··· EXTRACTED DATA ···
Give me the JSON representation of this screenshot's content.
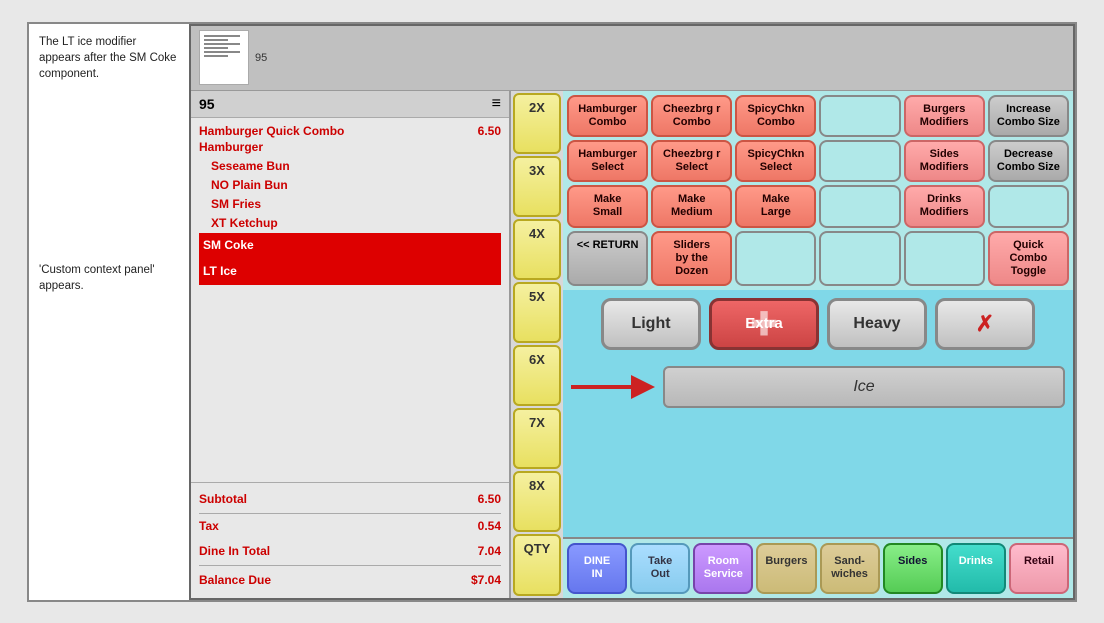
{
  "annotation": {
    "text1": "The LT ice modifier appears after the SM Coke component.",
    "text2": "'Custom context panel' appears."
  },
  "pos": {
    "order_num": "95",
    "order_icon": "≡",
    "order_items": [
      {
        "label": "Hamburger Quick Combo",
        "price": "6.50",
        "indent": 0
      },
      {
        "label": "Hamburger",
        "price": "",
        "indent": 0
      },
      {
        "label": "Seseame Bun",
        "price": "",
        "indent": 1
      },
      {
        "label": "NO  Plain Bun",
        "price": "",
        "indent": 1
      },
      {
        "label": "SM Fries",
        "price": "",
        "indent": 1
      },
      {
        "label": "XT  Ketchup",
        "price": "",
        "indent": 1
      }
    ],
    "selected_items": [
      "SM Coke",
      "LT  Ice"
    ],
    "subtotal_label": "Subtotal",
    "subtotal_value": "6.50",
    "tax_label": "Tax",
    "tax_value": "0.54",
    "dine_in_label": "Dine In Total",
    "dine_in_value": "7.04",
    "balance_label": "Balance Due",
    "balance_value": "$7.04"
  },
  "multipliers": [
    "2X",
    "3X",
    "4X",
    "5X",
    "6X",
    "7X",
    "8X",
    "QTY"
  ],
  "button_grid": [
    {
      "label": "Hamburger\nCombo",
      "style": "salmon"
    },
    {
      "label": "Cheezbrg r\nCombo",
      "style": "salmon"
    },
    {
      "label": "SpicyChkn\nCombo",
      "style": "salmon"
    },
    {
      "label": "",
      "style": "empty"
    },
    {
      "label": "Burgers\nModifiers",
      "style": "pink"
    },
    {
      "label": "Increase\nCombo Size",
      "style": "gray"
    },
    {
      "label": "Hamburger\nSelect",
      "style": "salmon"
    },
    {
      "label": "Cheezbrg r\nSelect",
      "style": "salmon"
    },
    {
      "label": "SpicyChkn\nSelect",
      "style": "salmon"
    },
    {
      "label": "",
      "style": "empty"
    },
    {
      "label": "Sides\nModifiers",
      "style": "pink"
    },
    {
      "label": "Decrease\nCombo Size",
      "style": "gray"
    },
    {
      "label": "Make\nSmall",
      "style": "salmon"
    },
    {
      "label": "Make\nMedium",
      "style": "salmon"
    },
    {
      "label": "Make\nLarge",
      "style": "salmon"
    },
    {
      "label": "",
      "style": "empty"
    },
    {
      "label": "Drinks\nModifiers",
      "style": "pink"
    },
    {
      "label": "",
      "style": "empty"
    },
    {
      "label": "<< RETURN",
      "style": "gray"
    },
    {
      "label": "Sliders\nby the\nDozen",
      "style": "salmon"
    },
    {
      "label": "",
      "style": "empty"
    },
    {
      "label": "",
      "style": "empty"
    },
    {
      "label": "",
      "style": "empty"
    },
    {
      "label": "Quick\nCombo\nToggle",
      "style": "pink"
    }
  ],
  "modifiers": {
    "light": "Light",
    "extra": "Extra",
    "heavy": "Heavy",
    "no": "No"
  },
  "ice_label": "Ice",
  "bottom_nav": [
    {
      "label": "DINE\nIN",
      "style": "blue"
    },
    {
      "label": "Take\nOut",
      "style": "ltblue"
    },
    {
      "label": "Room\nService",
      "style": "purple"
    },
    {
      "label": "Burgers",
      "style": "tan"
    },
    {
      "label": "Sand-\nwiches",
      "style": "tan"
    },
    {
      "label": "Sides",
      "style": "green"
    },
    {
      "label": "Drinks",
      "style": "teal"
    },
    {
      "label": "Retail",
      "style": "pink"
    }
  ]
}
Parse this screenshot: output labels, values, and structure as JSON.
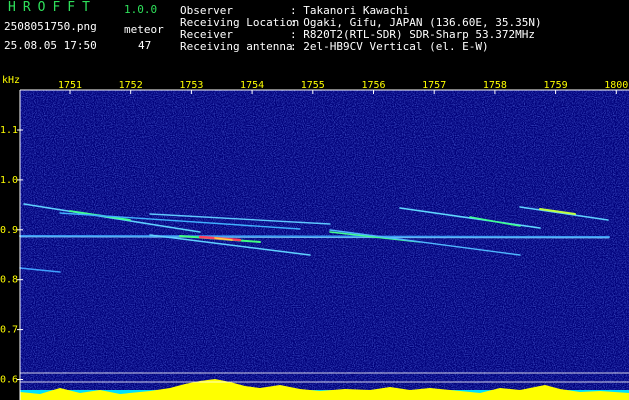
{
  "header": {
    "app_title": "HROFFT",
    "app_version": "1.0.0",
    "filename": "2508051750.png",
    "timestamp": "25.08.05 17:50",
    "meteor_label": "meteor",
    "meteor_count": "47"
  },
  "info": [
    {
      "label": "Observer",
      "value": ": Takanori Kawachi"
    },
    {
      "label": "Receiving Location",
      "value": ": Ogaki, Gifu, JAPAN (136.60E, 35.35N)"
    },
    {
      "label": "Receiver",
      "value": ": R820T2(RTL-SDR) SDR-Sharp 53.372MHz"
    },
    {
      "label": "Receiving antenna",
      "value": ": 2el-HB9CV Vertical (el. E-W)"
    }
  ],
  "spectrogram": {
    "unit_label": "kHz",
    "time_ticks": [
      "1751",
      "1752",
      "1753",
      "1754",
      "1755",
      "1756",
      "1757",
      "1758",
      "1759",
      "1800"
    ],
    "freq_ticks": [
      "1.1",
      "1.0",
      "0.9",
      "0.8",
      "0.7",
      "0.6"
    ],
    "colors": {
      "background": "#00007a",
      "axis": "#ffffff",
      "tick_text": "#ffff00",
      "strip_yellow": "#ffff00",
      "strip_cyan": "#00e0ff"
    }
  }
}
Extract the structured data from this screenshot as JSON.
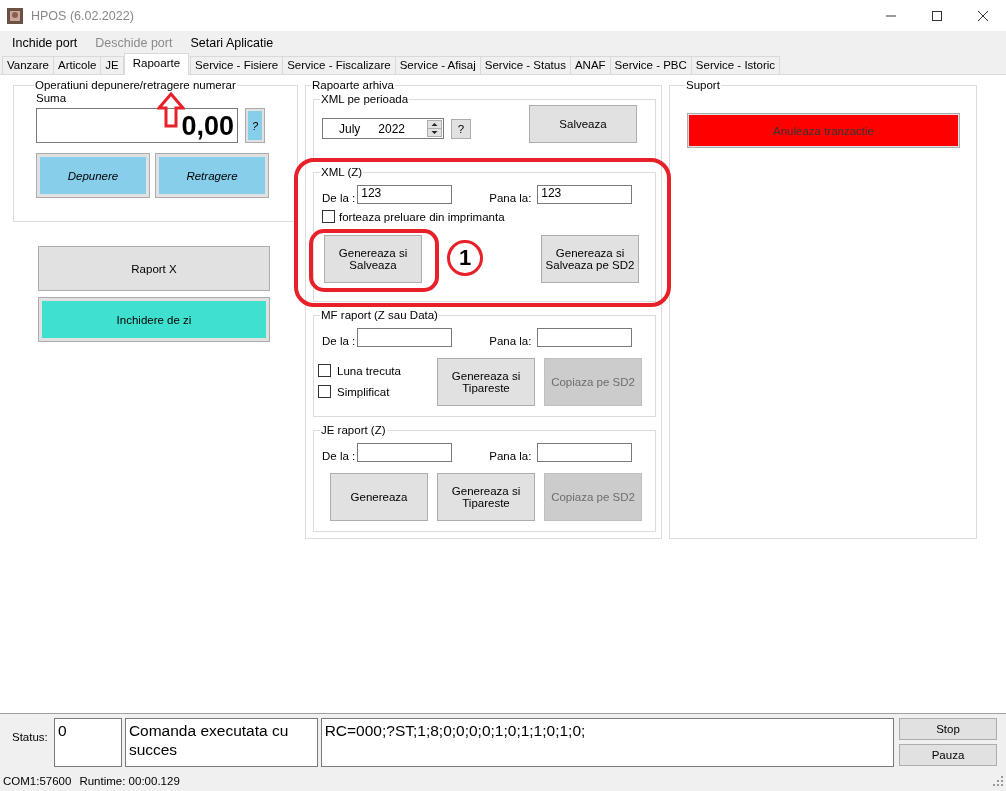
{
  "window": {
    "title": "HPOS (6.02.2022)"
  },
  "menu": [
    {
      "label": "Inchide port",
      "disabled": false
    },
    {
      "label": "Deschide port",
      "disabled": true
    },
    {
      "label": "Setari Aplicatie",
      "disabled": false
    }
  ],
  "tabs": [
    {
      "label": "Vanzare",
      "selected": false
    },
    {
      "label": "Articole",
      "selected": false
    },
    {
      "label": "JE",
      "selected": false
    },
    {
      "label": "Rapoarte",
      "selected": true
    },
    {
      "label": "Service - Fisiere",
      "selected": false
    },
    {
      "label": "Service - Fiscalizare",
      "selected": false
    },
    {
      "label": "Service - Afisaj",
      "selected": false
    },
    {
      "label": "Service - Status",
      "selected": false
    },
    {
      "label": "ANAF",
      "selected": false
    },
    {
      "label": "Service - PBC",
      "selected": false
    },
    {
      "label": "Service - Istoric",
      "selected": false
    }
  ],
  "cash_operations": {
    "title": "Operatiuni depunere/retragere numerar",
    "amount_label": "Suma",
    "amount": "0,00",
    "help_button": "?",
    "buttons": [
      "Depunere",
      "Retragere"
    ]
  },
  "day_buttons": [
    {
      "label": "Raport X",
      "kind": "plain"
    },
    {
      "label": "Inchidere de zi",
      "kind": "accent"
    }
  ],
  "archive_reports": {
    "title": "Rapoarte arhiva",
    "xml_period": {
      "title": "XML pe perioada",
      "month": "July",
      "year": "2022",
      "help_button": "?",
      "save_button": "Salveaza"
    },
    "sections": [
      {
        "title": "XML (Z)",
        "kind": "stacked",
        "from_label": "De la :",
        "from_value": "123",
        "to_label": "Pana la:",
        "to_value": "123",
        "checkboxes": [
          {
            "label": "forteaza preluare din imprimanta",
            "checked": false
          }
        ],
        "buttons": [
          {
            "label": "Genereaza si Salveaza",
            "disabled": false
          },
          {
            "label": "Genereaza si Salveaza pe SD2",
            "disabled": false
          }
        ]
      },
      {
        "title": "MF raport (Z sau Data)",
        "kind": "inline",
        "from_label": "De la :",
        "to_label": "Pana la:",
        "checkboxes": [
          {
            "label": "Luna trecuta",
            "checked": false
          },
          {
            "label": "Simplificat",
            "checked": false
          }
        ],
        "buttons": [
          {
            "label": "Genereaza si Tipareste",
            "disabled": false
          },
          {
            "label": "Copiaza pe SD2",
            "disabled": true
          }
        ]
      },
      {
        "title": "JE raport (Z)",
        "kind": "inline",
        "from_label": "De la :",
        "to_label": "Pana la:",
        "buttons": [
          {
            "label": "Genereaza",
            "disabled": false
          },
          {
            "label": "Genereaza si Tipareste",
            "disabled": false
          },
          {
            "label": "Copiaza pe SD2",
            "disabled": true
          }
        ]
      }
    ]
  },
  "support": {
    "title": "Suport",
    "button": "Anuleaza tranzactie"
  },
  "status_panel": {
    "label": "Status:",
    "code": "0",
    "message": "Comanda executata cu succes",
    "response": "RC=000;?ST;1;8;0;0;0;0;1;0;1;1;0;1;0;",
    "buttons": [
      "Stop",
      "Pauza"
    ]
  },
  "status_bar": {
    "port": "COM1:57600",
    "runtime": "Runtime: 00:00.129"
  },
  "annotation": {
    "step": "1"
  }
}
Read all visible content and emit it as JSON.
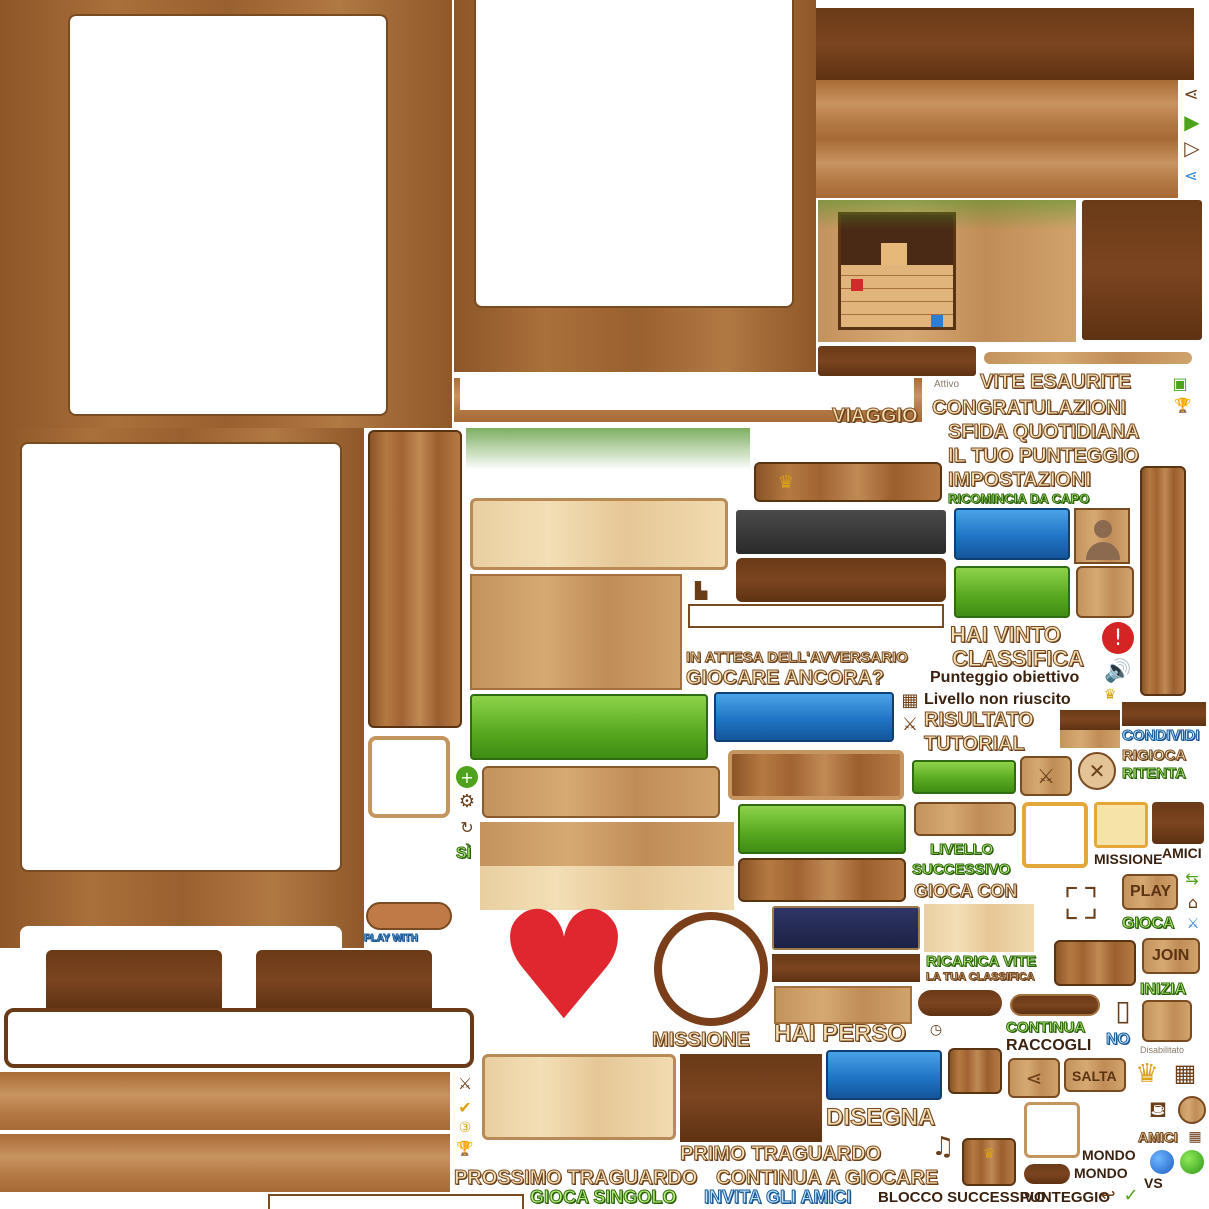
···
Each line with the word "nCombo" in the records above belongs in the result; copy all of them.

      "label": "Hamburger\nCombo",
      "label": "Cheezbrg r\nCombo",
      "label": "SpicyChkn\nCombo",
      "label": "Increase\nCombo Size",
      "label": "Decrease\nCombo Size",
      "label": "Quick\nCombo\nToggle",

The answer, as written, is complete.